[DATASET RECORDS Boundary: Start]

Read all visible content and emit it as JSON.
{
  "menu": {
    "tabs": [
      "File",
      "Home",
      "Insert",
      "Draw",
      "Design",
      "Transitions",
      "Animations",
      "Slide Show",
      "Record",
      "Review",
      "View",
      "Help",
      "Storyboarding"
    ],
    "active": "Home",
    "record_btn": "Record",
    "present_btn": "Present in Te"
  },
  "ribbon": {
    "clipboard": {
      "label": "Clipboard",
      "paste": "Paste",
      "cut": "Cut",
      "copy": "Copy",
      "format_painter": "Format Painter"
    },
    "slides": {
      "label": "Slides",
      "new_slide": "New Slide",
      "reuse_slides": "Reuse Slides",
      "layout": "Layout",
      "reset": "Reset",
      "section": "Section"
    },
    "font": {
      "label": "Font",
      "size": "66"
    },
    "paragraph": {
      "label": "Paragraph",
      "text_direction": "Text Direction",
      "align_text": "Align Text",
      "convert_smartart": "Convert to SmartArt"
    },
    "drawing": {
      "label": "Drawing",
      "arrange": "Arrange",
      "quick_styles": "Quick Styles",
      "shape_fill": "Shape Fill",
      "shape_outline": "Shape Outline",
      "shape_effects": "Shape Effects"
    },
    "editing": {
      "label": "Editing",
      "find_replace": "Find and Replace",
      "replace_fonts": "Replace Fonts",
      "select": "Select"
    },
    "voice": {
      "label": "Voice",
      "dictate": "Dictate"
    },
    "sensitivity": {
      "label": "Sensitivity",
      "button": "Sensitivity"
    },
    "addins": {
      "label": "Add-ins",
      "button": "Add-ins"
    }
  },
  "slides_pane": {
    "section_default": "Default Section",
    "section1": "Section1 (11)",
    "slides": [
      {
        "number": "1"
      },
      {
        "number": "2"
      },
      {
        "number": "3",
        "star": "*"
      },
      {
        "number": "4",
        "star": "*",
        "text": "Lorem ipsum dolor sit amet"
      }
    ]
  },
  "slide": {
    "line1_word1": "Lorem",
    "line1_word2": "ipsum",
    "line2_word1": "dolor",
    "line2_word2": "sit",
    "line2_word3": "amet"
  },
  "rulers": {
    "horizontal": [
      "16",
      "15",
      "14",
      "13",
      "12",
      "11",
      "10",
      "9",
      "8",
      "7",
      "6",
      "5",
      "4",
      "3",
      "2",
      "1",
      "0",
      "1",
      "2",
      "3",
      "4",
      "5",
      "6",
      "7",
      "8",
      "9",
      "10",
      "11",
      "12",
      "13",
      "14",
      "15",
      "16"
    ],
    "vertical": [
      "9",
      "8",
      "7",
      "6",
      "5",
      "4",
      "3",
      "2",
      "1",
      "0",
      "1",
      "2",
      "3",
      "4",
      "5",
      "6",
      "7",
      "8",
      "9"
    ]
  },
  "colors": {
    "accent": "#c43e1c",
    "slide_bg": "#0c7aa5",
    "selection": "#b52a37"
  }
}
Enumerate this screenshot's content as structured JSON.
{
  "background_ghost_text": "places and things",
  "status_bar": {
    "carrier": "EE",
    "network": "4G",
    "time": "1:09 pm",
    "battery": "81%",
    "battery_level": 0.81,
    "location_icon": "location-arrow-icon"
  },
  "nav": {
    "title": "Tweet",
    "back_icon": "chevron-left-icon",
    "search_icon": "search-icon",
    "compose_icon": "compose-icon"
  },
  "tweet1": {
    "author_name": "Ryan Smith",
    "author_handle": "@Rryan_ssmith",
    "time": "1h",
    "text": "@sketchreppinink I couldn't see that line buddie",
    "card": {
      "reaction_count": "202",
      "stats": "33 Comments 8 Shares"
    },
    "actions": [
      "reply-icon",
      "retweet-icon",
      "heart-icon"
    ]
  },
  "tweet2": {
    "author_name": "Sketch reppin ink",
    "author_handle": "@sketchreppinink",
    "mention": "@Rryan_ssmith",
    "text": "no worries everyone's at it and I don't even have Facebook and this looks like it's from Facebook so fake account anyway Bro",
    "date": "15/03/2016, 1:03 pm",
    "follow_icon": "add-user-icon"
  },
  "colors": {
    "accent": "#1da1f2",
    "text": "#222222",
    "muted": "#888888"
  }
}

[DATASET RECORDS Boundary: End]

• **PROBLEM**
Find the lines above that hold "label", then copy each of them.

• **THE COMPLETED TASK**
      "label": "Clipboard",
      "label": "Slides",
      "label": "Font",
      "label": "Paragraph",
      "label": "Drawing",
      "label": "Editing",
      "label": "Voice",
      "label": "Sensitivity",
      "label": "Add-ins",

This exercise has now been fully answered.